The government’s war of words against disabled and badly-off people continues unchecked. The latest slurs by the Chancellor of the Exchequer, Prime Minister and the Minister for Disabled People suggest that UK politics has become a largely fact-free zone.
I have often been critical of the Church of England’s leadership for being slow to speak out on issues of economic justice. I’m therefore delighted that 43 CofE bishops have criticised the coalition for cutting benefits (or technically, for raising them by one percent, which is below the rate of inflation and therefore a cut in all but name).
Channel 4 television's respected 'Dispatches' series will carry a programme on Disability Living Allowance at 8pm tonight (Monday 25 February). It is entitled, perhaps rather sweepingly and unhelpfully, 'Britain on Benefits'. Nonetheless, it will be important viewing.

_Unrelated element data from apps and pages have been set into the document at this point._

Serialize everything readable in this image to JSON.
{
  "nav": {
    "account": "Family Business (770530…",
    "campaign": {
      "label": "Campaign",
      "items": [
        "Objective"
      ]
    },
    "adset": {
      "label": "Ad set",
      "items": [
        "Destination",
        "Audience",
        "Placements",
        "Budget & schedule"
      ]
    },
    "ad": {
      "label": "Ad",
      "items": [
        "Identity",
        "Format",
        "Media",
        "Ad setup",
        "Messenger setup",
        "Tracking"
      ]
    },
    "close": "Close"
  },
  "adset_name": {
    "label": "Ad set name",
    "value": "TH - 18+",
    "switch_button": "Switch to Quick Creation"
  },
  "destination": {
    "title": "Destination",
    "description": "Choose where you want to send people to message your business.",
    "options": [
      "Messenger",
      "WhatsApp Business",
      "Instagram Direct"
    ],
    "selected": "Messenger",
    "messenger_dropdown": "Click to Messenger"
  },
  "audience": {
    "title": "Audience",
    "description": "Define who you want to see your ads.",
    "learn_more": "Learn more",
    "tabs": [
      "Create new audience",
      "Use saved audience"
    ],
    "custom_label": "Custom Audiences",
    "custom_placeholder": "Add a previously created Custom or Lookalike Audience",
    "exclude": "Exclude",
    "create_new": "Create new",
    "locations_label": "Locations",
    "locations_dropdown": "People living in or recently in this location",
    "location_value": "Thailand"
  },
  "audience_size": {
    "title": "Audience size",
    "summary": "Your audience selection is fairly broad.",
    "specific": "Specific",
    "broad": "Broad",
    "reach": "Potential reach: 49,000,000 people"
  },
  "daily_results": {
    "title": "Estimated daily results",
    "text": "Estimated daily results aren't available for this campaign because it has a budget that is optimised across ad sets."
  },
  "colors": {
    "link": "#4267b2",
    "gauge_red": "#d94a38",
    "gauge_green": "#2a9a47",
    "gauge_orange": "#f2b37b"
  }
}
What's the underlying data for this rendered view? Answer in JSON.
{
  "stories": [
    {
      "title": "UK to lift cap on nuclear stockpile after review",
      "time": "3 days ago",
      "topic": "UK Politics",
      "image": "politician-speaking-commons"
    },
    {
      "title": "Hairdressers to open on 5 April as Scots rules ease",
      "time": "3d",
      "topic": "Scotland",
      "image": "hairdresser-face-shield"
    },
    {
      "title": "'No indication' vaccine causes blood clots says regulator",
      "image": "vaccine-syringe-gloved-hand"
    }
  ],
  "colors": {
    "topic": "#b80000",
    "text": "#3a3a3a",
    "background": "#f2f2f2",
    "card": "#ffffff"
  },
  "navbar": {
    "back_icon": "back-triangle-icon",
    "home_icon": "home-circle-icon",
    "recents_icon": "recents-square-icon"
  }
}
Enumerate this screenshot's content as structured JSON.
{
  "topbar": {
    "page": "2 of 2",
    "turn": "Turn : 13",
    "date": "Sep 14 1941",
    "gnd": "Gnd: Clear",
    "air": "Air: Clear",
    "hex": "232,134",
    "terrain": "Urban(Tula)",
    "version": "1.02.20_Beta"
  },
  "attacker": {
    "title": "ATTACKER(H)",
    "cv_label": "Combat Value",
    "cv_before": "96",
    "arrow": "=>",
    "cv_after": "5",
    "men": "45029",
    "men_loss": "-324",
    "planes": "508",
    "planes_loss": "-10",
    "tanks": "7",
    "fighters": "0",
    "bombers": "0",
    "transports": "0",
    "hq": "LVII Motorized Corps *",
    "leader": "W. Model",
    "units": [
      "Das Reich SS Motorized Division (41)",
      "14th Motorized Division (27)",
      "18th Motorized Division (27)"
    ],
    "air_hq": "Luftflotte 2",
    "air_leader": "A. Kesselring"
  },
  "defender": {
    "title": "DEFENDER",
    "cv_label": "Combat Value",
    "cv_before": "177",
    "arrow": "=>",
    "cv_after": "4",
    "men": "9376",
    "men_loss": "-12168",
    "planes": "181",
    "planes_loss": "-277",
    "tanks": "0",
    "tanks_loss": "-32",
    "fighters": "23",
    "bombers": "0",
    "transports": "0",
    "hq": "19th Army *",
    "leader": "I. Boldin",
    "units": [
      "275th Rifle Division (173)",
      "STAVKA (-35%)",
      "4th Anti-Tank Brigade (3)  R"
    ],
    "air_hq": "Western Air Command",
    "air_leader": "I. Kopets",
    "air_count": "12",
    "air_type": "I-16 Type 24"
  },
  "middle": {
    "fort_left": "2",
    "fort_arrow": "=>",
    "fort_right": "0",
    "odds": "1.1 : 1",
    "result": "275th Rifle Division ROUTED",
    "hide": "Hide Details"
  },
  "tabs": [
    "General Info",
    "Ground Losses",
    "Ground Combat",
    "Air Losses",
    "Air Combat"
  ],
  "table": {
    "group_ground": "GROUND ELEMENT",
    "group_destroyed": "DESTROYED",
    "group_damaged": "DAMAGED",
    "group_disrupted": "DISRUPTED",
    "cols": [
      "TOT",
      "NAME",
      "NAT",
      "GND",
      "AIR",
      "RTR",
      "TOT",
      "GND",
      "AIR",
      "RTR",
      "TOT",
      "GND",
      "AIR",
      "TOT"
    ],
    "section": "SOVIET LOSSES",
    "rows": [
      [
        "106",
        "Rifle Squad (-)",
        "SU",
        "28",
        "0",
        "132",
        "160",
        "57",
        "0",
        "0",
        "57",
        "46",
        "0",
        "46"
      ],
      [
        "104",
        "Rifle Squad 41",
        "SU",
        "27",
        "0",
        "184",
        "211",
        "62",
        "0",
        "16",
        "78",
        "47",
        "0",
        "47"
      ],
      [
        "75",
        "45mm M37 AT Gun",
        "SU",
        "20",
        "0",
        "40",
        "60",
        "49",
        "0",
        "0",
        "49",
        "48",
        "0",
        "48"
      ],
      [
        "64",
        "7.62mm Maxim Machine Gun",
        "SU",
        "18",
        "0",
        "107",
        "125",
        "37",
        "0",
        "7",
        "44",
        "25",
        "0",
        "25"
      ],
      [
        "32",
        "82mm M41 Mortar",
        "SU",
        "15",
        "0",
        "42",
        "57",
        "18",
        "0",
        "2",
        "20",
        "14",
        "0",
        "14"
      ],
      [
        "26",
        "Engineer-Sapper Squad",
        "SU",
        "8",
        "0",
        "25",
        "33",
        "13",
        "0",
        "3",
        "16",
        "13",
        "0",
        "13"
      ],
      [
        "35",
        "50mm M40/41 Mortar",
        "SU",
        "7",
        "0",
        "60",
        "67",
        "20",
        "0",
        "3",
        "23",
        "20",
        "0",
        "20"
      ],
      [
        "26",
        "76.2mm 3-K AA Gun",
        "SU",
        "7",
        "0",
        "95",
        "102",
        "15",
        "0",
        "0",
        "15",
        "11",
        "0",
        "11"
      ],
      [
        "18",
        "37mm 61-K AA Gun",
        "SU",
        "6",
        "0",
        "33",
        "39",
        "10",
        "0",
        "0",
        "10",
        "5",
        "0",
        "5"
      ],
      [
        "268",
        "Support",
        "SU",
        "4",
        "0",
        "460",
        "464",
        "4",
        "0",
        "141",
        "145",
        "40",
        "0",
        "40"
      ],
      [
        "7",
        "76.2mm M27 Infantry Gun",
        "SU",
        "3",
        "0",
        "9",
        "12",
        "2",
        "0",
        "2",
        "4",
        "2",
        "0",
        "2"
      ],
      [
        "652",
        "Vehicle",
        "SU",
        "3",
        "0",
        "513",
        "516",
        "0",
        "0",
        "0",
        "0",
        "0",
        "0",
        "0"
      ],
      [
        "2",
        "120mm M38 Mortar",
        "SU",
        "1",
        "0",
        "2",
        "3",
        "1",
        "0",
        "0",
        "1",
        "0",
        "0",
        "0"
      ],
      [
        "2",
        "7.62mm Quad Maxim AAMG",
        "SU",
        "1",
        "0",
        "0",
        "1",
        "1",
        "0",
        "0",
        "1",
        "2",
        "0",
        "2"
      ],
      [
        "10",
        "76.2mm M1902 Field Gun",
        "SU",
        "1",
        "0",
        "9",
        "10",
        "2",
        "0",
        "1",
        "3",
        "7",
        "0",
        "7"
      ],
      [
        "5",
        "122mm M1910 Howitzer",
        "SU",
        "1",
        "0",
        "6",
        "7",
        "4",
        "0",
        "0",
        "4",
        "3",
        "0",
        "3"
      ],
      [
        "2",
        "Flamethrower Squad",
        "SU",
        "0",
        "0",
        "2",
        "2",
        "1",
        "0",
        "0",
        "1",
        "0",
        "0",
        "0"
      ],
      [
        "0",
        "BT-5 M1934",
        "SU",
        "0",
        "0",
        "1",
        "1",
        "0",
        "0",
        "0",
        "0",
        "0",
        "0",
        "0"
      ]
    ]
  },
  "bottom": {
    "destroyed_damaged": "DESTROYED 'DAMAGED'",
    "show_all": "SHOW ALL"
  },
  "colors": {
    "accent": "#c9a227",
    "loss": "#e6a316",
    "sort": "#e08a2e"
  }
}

UK Work and Pensions Secretary Iain Duncan Smith has reportedly repeated unfair misrepresentations against a young woman whose court battle exposed the injustice of forcing unemployed people to work for free.
TS Eliot warned us: “Humankind cannot bear very much reality.” The incapacity may manifest as a readiness to believe what suits us rather than what is truthful. It is a tendency shamelessly exploited by power.